=== Task ===
Copy every entry verbatim and skip the pictures.

[Items from an interface collection]
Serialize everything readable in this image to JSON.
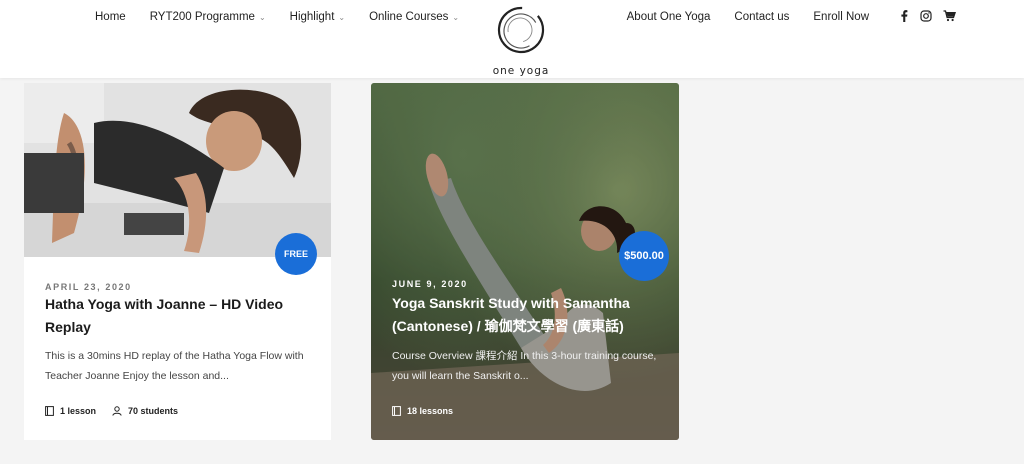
{
  "nav": {
    "left": [
      {
        "label": "Home",
        "dropdown": false
      },
      {
        "label": "RYT200 Programme",
        "dropdown": true
      },
      {
        "label": "Highlight",
        "dropdown": true
      },
      {
        "label": "Online Courses",
        "dropdown": true
      }
    ],
    "right": [
      {
        "label": "About One Yoga"
      },
      {
        "label": "Contact us"
      },
      {
        "label": "Enroll Now"
      }
    ],
    "social_icons": [
      "facebook-icon",
      "instagram-icon",
      "cart-icon"
    ]
  },
  "logo": {
    "text": "one yoga"
  },
  "courses": [
    {
      "badge": "FREE",
      "date": "APRIL 23, 2020",
      "title": "Hatha Yoga with Joanne – HD Video Replay",
      "excerpt": "This is a 30mins HD replay of the Hatha Yoga Flow with Teacher Joanne Enjoy the lesson and...",
      "lessons": "1 lesson",
      "students": "70 students"
    },
    {
      "badge": "$500.00",
      "date": "JUNE 9, 2020",
      "title": "Yoga Sanskrit Study with Samantha (Cantonese) / 瑜伽梵文學習 (廣東話)",
      "excerpt": "Course Overview 課程介紹 In this 3-hour training course, you will learn the Sanskrit o...",
      "lessons": "18 lessons"
    }
  ],
  "colors": {
    "badge": "#1a6ed8",
    "header_bg": "#ffffff",
    "page_bg": "#f4f4f4"
  }
}
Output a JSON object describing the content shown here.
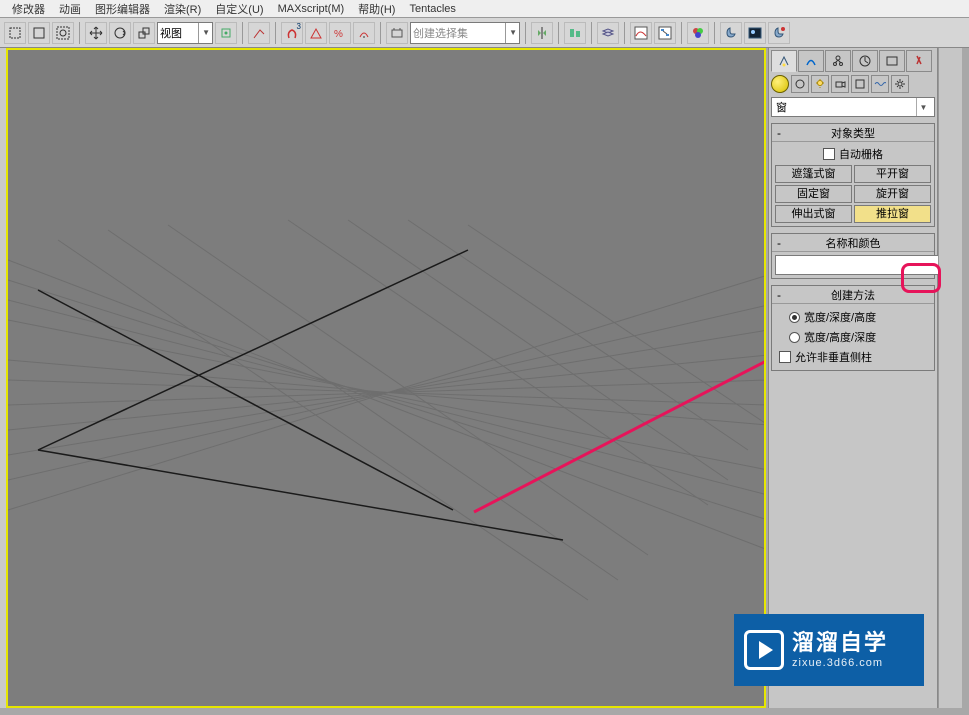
{
  "menubar": {
    "items": [
      "修改器",
      "动画",
      "图形编辑器",
      "渲染(R)",
      "自定义(U)",
      "MAXscript(M)",
      "帮助(H)",
      "Tentacles"
    ]
  },
  "toolbar": {
    "view_dd": "视图",
    "sel_dd": "创建选择集"
  },
  "cmdpanel": {
    "category_dd": "窗",
    "rollout_objtype": {
      "title": "对象类型",
      "autogrid": "自动栅格",
      "btns": [
        "遮篷式窗",
        "平开窗",
        "固定窗",
        "旋开窗",
        "伸出式窗",
        "推拉窗"
      ],
      "active_index": 5
    },
    "rollout_namecolor": {
      "title": "名称和颜色",
      "name_value": "",
      "swatch_color": "#d7f68a"
    },
    "rollout_create": {
      "title": "创建方法",
      "r1": "宽度/深度/高度",
      "r2": "宽度/高度/深度",
      "r_selected": 0,
      "allow": "允许非垂直侧柱"
    }
  },
  "watermark": {
    "big": "溜溜自学",
    "small": "zixue.3d66.com"
  },
  "colors": {
    "highlight_border": "#e6e600",
    "annotation": "#e6145a"
  }
}
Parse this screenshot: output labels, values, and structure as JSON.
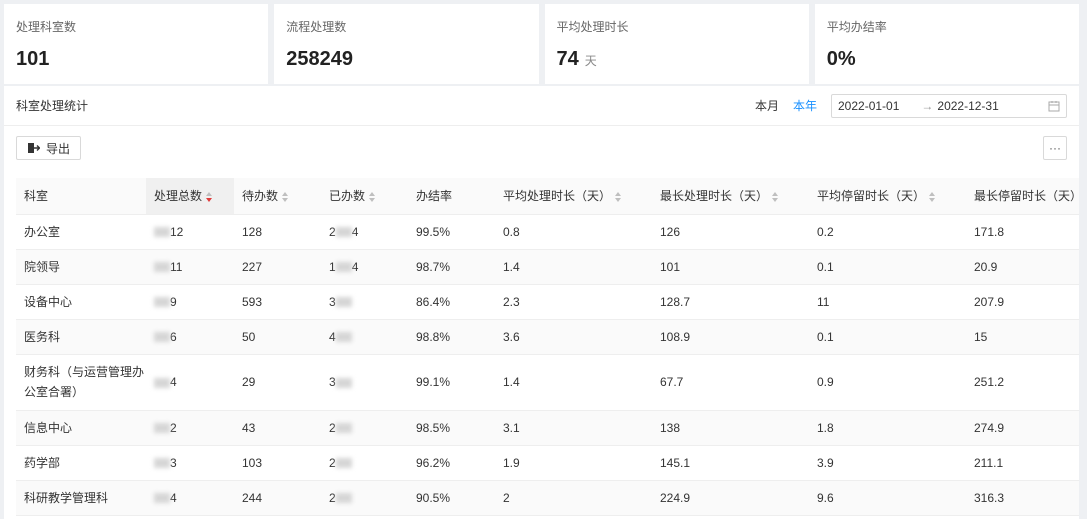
{
  "stats": [
    {
      "label": "处理科室数",
      "value": "101",
      "unit": ""
    },
    {
      "label": "流程处理数",
      "value": "258249",
      "unit": ""
    },
    {
      "label": "平均处理时长",
      "value": "74",
      "unit": "天"
    },
    {
      "label": "平均办结率",
      "value": "0%",
      "unit": ""
    }
  ],
  "panel": {
    "title": "科室处理统计",
    "range_month": "本月",
    "range_year": "本年",
    "date_start": "2022-01-01",
    "date_arrow": "→",
    "date_end": "2022-12-31",
    "export_label": "导出",
    "more_label": "···"
  },
  "table": {
    "columns": [
      "科室",
      "处理总数",
      "待办数",
      "已办数",
      "办结率",
      "平均处理时长（天）",
      "最长处理时长（天）",
      "平均停留时长（天）",
      "最长停留时长（天）"
    ],
    "rows": [
      {
        "dept": "办公室",
        "total": "12",
        "pending": "128",
        "done_pre": "2",
        "done_suf": "4",
        "rate": "99.5%",
        "avg_proc": "0.8",
        "max_proc": "126",
        "avg_stay": "0.2",
        "max_stay": "171.8"
      },
      {
        "dept": "院领导",
        "total": "11",
        "pending": "227",
        "done_pre": "1",
        "done_suf": "4",
        "rate": "98.7%",
        "avg_proc": "1.4",
        "max_proc": "101",
        "avg_stay": "0.1",
        "max_stay": "20.9"
      },
      {
        "dept": "设备中心",
        "total": "9",
        "pending": "593",
        "done_pre": "3",
        "done_suf": "",
        "rate": "86.4%",
        "avg_proc": "2.3",
        "max_proc": "128.7",
        "avg_stay": "11",
        "max_stay": "207.9"
      },
      {
        "dept": "医务科",
        "total": "6",
        "pending": "50",
        "done_pre": "4",
        "done_suf": "",
        "rate": "98.8%",
        "avg_proc": "3.6",
        "max_proc": "108.9",
        "avg_stay": "0.1",
        "max_stay": "15"
      },
      {
        "dept": "财务科（与运营管理办公室合署）",
        "total": "4",
        "pending": "29",
        "done_pre": "3",
        "done_suf": "",
        "rate": "99.1%",
        "avg_proc": "1.4",
        "max_proc": "67.7",
        "avg_stay": "0.9",
        "max_stay": "251.2"
      },
      {
        "dept": "信息中心",
        "total": "2",
        "pending": "43",
        "done_pre": "2",
        "done_suf": "",
        "rate": "98.5%",
        "avg_proc": "3.1",
        "max_proc": "138",
        "avg_stay": "1.8",
        "max_stay": "274.9"
      },
      {
        "dept": "药学部",
        "total": "3",
        "pending": "103",
        "done_pre": "2",
        "done_suf": "",
        "rate": "96.2%",
        "avg_proc": "1.9",
        "max_proc": "145.1",
        "avg_stay": "3.9",
        "max_stay": "211.1"
      },
      {
        "dept": "科研教学管理科",
        "total": "4",
        "pending": "244",
        "done_pre": "2",
        "done_suf": "",
        "rate": "90.5%",
        "avg_proc": "2",
        "max_proc": "224.9",
        "avg_stay": "9.6",
        "max_stay": "316.3"
      }
    ]
  }
}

=== Finished task ===
Serialize everything readable in this image to JSON.
{
  "nav": {
    "left": [
      {
        "label": "Home",
        "dropdown": false
      },
      {
        "label": "RYT200 Programme",
        "dropdown": true
      },
      {
        "label": "Highlight",
        "dropdown": true
      },
      {
        "label": "Online Courses",
        "dropdown": true
      }
    ],
    "right": [
      {
        "label": "About One Yoga"
      },
      {
        "label": "Contact us"
      },
      {
        "label": "Enroll Now"
      }
    ],
    "social_icons": [
      "facebook-icon",
      "instagram-icon",
      "cart-icon"
    ]
  },
  "logo": {
    "text": "one yoga"
  },
  "courses": [
    {
      "badge": "FREE",
      "date": "APRIL 23, 2020",
      "title": "Hatha Yoga with Joanne – HD Video Replay",
      "excerpt": "This is a 30mins HD replay of the Hatha Yoga Flow with Teacher Joanne Enjoy the lesson and...",
      "lessons": "1 lesson",
      "students": "70 students"
    },
    {
      "badge": "$500.00",
      "date": "JUNE 9, 2020",
      "title": "Yoga Sanskrit Study with Samantha (Cantonese) / 瑜伽梵文學習 (廣東話)",
      "excerpt": "Course Overview 課程介紹 In this 3-hour training course, you will learn the Sanskrit o...",
      "lessons": "18 lessons"
    }
  ],
  "colors": {
    "badge": "#1a6ed8",
    "header_bg": "#ffffff",
    "page_bg": "#f4f4f4"
  }
}
Output a JSON object describing the content shown here.
{
  "menubar": {
    "items": [
      "修改器",
      "动画",
      "图形编辑器",
      "渲染(R)",
      "自定义(U)",
      "MAXscript(M)",
      "帮助(H)",
      "Tentacles"
    ]
  },
  "toolbar": {
    "view_dd": "视图",
    "sel_dd": "创建选择集"
  },
  "cmdpanel": {
    "category_dd": "窗",
    "rollout_objtype": {
      "title": "对象类型",
      "autogrid": "自动栅格",
      "btns": [
        "遮篷式窗",
        "平开窗",
        "固定窗",
        "旋开窗",
        "伸出式窗",
        "推拉窗"
      ],
      "active_index": 5
    },
    "rollout_namecolor": {
      "title": "名称和颜色",
      "name_value": "",
      "swatch_color": "#d7f68a"
    },
    "rollout_create": {
      "title": "创建方法",
      "r1": "宽度/深度/高度",
      "r2": "宽度/高度/深度",
      "r_selected": 0,
      "allow": "允许非垂直侧柱"
    }
  },
  "watermark": {
    "big": "溜溜自学",
    "small": "zixue.3d66.com"
  },
  "colors": {
    "highlight_border": "#e6e600",
    "annotation": "#e6145a"
  }
}
Parse this screenshot: output labels, values, and structure as JSON.
{
  "stats": [
    {
      "label": "处理科室数",
      "value": "101",
      "unit": ""
    },
    {
      "label": "流程处理数",
      "value": "258249",
      "unit": ""
    },
    {
      "label": "平均处理时长",
      "value": "74",
      "unit": "天"
    },
    {
      "label": "平均办结率",
      "value": "0%",
      "unit": ""
    }
  ],
  "panel": {
    "title": "科室处理统计",
    "range_month": "本月",
    "range_year": "本年",
    "date_start": "2022-01-01",
    "date_arrow": "→",
    "date_end": "2022-12-31",
    "export_label": "导出",
    "more_label": "···"
  },
  "table": {
    "columns": [
      "科室",
      "处理总数",
      "待办数",
      "已办数",
      "办结率",
      "平均处理时长（天）",
      "最长处理时长（天）",
      "平均停留时长（天）",
      "最长停留时长（天）"
    ],
    "rows": [
      {
        "dept": "办公室",
        "total": "12",
        "pending": "128",
        "done_pre": "2",
        "done_suf": "4",
        "rate": "99.5%",
        "avg_proc": "0.8",
        "max_proc": "126",
        "avg_stay": "0.2",
        "max_stay": "171.8"
      },
      {
        "dept": "院领导",
        "total": "11",
        "pending": "227",
        "done_pre": "1",
        "done_suf": "4",
        "rate": "98.7%",
        "avg_proc": "1.4",
        "max_proc": "101",
        "avg_stay": "0.1",
        "max_stay": "20.9"
      },
      {
        "dept": "设备中心",
        "total": "9",
        "pending": "593",
        "done_pre": "3",
        "done_suf": "",
        "rate": "86.4%",
        "avg_proc": "2.3",
        "max_proc": "128.7",
        "avg_stay": "11",
        "max_stay": "207.9"
      },
      {
        "dept": "医务科",
        "total": "6",
        "pending": "50",
        "done_pre": "4",
        "done_suf": "",
        "rate": "98.8%",
        "avg_proc": "3.6",
        "max_proc": "108.9",
        "avg_stay": "0.1",
        "max_stay": "15"
      },
      {
        "dept": "财务科（与运营管理办公室合署）",
        "total": "4",
        "pending": "29",
        "done_pre": "3",
        "done_suf": "",
        "rate": "99.1%",
        "avg_proc": "1.4",
        "max_proc": "67.7",
        "avg_stay": "0.9",
        "max_stay": "251.2"
      },
      {
        "dept": "信息中心",
        "total": "2",
        "pending": "43",
        "done_pre": "2",
        "done_suf": "",
        "rate": "98.5%",
        "avg_proc": "3.1",
        "max_proc": "138",
        "avg_stay": "1.8",
        "max_stay": "274.9"
      },
      {
        "dept": "药学部",
        "total": "3",
        "pending": "103",
        "done_pre": "2",
        "done_suf": "",
        "rate": "96.2%",
        "avg_proc": "1.9",
        "max_proc": "145.1",
        "avg_stay": "3.9",
        "max_stay": "211.1"
      },
      {
        "dept": "科研教学管理科",
        "total": "4",
        "pending": "244",
        "done_pre": "2",
        "done_suf": "",
        "rate": "90.5%",
        "avg_proc": "2",
        "max_proc": "224.9",
        "avg_stay": "9.6",
        "max_stay": "316.3"
      }
    ]
  }
}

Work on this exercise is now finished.